* GIVEN INFORMATION:
########################################

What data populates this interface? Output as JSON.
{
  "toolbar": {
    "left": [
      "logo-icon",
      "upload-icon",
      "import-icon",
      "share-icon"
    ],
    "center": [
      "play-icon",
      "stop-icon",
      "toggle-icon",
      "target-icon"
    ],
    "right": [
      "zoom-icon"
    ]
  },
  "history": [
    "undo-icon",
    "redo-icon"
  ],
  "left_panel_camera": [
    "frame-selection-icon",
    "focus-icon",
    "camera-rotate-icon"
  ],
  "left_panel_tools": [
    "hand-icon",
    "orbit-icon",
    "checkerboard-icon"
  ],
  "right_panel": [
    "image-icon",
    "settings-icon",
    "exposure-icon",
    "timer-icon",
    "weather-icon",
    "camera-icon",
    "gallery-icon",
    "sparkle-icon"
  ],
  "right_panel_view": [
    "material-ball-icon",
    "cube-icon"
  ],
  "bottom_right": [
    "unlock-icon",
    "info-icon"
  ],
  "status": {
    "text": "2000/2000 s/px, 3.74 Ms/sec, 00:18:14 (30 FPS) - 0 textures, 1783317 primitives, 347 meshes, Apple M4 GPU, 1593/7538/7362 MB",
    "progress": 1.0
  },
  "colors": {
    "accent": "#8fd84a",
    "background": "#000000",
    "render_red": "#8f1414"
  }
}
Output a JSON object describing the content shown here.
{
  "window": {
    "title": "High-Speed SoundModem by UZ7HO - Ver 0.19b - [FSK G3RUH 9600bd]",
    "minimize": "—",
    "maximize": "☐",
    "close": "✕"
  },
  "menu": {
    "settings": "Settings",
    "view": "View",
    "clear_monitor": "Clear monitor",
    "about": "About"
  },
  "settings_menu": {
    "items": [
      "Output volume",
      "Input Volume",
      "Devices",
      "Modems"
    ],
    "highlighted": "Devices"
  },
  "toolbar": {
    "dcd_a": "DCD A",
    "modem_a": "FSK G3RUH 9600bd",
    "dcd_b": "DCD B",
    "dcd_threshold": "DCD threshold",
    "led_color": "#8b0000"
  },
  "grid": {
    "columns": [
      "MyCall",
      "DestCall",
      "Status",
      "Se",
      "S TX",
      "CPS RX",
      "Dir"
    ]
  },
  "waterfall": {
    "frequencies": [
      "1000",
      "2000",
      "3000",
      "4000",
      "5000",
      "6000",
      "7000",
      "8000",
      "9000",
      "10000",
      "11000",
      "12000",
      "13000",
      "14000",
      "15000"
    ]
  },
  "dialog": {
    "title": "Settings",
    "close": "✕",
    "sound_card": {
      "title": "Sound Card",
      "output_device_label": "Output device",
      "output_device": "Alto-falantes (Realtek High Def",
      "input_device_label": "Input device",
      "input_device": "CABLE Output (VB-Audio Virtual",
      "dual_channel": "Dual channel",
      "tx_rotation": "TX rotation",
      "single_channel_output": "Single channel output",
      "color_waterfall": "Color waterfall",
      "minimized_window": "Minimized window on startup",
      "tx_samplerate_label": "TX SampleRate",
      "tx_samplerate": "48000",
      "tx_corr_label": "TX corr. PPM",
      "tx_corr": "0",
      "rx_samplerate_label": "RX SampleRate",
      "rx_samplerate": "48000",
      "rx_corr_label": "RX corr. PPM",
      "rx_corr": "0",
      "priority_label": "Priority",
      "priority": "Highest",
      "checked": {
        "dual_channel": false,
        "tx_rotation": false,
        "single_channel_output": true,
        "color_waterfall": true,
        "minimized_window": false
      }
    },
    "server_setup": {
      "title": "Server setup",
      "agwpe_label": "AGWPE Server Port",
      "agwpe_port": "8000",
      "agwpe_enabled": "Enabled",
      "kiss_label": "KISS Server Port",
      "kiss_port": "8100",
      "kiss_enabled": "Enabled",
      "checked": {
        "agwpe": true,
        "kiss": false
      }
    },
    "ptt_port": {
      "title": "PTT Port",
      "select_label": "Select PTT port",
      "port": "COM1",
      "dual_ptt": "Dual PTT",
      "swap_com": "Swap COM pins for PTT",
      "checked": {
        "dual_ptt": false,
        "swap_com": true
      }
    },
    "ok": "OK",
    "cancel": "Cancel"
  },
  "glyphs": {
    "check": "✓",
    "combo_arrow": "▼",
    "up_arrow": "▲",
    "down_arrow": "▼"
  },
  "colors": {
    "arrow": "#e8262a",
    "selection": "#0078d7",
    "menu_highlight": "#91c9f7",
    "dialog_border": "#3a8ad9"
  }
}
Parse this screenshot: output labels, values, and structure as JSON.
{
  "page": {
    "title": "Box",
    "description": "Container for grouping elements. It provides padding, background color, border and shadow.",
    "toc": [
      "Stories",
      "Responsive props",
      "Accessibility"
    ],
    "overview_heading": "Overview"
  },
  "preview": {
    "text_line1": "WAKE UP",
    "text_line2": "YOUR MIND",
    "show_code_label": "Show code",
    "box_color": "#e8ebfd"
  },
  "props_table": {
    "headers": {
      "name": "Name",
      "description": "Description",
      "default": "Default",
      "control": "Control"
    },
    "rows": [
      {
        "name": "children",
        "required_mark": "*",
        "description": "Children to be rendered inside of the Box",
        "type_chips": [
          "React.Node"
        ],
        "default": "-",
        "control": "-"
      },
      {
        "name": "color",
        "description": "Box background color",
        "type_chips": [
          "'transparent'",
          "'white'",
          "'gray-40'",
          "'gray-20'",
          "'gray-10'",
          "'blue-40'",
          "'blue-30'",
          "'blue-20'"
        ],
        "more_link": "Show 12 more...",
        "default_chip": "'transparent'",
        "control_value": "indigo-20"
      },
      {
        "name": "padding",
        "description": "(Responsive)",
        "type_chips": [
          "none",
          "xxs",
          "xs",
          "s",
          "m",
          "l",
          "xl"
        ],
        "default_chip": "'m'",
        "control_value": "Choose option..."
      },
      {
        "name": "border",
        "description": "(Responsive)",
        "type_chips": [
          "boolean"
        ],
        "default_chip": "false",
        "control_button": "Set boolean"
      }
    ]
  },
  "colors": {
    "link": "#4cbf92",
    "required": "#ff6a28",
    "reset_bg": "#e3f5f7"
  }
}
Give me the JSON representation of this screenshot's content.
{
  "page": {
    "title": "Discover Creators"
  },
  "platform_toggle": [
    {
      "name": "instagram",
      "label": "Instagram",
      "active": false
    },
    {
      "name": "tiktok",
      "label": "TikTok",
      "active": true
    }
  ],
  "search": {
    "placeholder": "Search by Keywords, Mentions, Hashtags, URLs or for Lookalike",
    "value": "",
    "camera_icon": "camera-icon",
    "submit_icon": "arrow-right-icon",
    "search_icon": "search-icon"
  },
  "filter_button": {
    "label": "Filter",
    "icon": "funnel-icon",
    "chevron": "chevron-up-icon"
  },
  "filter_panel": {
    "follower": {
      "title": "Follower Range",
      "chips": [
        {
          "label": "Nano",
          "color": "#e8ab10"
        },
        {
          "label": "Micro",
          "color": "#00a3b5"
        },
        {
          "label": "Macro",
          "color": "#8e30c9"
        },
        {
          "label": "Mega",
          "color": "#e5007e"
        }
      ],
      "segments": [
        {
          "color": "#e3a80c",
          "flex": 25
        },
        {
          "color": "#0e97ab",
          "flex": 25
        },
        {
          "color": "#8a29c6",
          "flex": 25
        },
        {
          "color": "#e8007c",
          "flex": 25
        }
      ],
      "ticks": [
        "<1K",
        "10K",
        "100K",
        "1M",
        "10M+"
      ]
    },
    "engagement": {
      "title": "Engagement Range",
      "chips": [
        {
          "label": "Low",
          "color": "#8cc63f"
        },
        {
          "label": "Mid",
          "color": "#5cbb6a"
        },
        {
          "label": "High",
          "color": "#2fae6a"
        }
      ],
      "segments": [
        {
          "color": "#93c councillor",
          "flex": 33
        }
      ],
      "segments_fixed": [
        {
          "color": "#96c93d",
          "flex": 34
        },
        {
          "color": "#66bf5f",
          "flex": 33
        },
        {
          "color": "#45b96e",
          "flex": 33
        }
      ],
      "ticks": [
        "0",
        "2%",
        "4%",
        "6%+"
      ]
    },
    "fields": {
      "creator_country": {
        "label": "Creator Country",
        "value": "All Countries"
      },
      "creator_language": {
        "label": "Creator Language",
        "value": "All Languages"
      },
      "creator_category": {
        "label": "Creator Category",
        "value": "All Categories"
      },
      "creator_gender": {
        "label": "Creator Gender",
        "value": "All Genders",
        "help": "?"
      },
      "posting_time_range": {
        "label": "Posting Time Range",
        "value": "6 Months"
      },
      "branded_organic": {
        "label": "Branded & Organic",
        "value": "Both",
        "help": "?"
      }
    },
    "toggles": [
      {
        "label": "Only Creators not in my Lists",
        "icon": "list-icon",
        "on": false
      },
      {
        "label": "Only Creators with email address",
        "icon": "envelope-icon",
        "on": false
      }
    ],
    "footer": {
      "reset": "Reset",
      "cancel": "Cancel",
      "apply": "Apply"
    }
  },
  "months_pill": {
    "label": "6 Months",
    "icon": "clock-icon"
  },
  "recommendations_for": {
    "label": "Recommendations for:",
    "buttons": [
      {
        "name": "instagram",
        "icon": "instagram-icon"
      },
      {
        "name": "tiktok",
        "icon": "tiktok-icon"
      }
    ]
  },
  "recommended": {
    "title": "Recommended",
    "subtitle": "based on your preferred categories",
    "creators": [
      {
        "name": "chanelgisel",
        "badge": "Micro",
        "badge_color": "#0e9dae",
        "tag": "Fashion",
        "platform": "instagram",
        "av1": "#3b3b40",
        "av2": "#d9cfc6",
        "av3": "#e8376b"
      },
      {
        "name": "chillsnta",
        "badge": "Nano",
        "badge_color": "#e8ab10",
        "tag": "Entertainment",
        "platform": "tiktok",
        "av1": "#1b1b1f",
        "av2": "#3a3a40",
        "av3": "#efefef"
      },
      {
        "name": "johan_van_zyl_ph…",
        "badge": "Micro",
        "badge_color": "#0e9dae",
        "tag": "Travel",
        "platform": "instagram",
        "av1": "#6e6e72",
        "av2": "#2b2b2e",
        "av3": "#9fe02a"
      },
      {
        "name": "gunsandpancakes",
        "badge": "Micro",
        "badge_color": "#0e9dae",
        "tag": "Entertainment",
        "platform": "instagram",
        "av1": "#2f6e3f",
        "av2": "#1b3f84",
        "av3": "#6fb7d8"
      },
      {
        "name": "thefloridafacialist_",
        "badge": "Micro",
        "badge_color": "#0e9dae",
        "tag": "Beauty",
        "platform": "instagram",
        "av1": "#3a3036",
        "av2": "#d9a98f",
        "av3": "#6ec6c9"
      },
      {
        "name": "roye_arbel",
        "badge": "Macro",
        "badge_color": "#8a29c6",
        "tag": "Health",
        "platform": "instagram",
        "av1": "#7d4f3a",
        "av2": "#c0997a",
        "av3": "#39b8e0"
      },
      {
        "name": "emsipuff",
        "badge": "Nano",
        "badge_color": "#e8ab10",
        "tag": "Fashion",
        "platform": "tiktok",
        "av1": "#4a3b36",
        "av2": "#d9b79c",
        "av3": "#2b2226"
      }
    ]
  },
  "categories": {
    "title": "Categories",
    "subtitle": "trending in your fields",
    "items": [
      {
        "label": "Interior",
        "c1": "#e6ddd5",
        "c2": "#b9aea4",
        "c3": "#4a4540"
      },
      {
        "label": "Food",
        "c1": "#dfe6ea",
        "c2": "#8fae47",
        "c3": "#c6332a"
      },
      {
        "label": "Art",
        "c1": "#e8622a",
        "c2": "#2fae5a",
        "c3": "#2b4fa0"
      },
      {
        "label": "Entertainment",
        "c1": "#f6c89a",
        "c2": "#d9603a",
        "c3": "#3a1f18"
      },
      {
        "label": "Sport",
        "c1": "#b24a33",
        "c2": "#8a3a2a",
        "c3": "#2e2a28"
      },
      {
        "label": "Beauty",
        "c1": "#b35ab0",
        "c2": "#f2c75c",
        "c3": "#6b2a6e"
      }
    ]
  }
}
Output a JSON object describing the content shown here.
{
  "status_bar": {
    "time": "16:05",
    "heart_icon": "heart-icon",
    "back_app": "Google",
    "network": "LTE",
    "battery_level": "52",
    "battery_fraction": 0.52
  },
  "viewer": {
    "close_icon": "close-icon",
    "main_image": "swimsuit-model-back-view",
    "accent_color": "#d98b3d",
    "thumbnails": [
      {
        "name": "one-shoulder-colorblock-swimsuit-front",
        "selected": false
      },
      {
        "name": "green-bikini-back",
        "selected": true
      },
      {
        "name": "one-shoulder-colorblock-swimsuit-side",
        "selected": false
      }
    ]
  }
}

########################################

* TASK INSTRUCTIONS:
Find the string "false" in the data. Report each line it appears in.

* WRITTEN REPLY:
        "dual_channel": false,
        "tx_rotation": false,
        "minimized_window": false
        "kiss": false
        "dual_ptt": false,
        "default_chip": "false",
      "active": false
        "on": false
        "on": false
        "selected": false
        "selected": false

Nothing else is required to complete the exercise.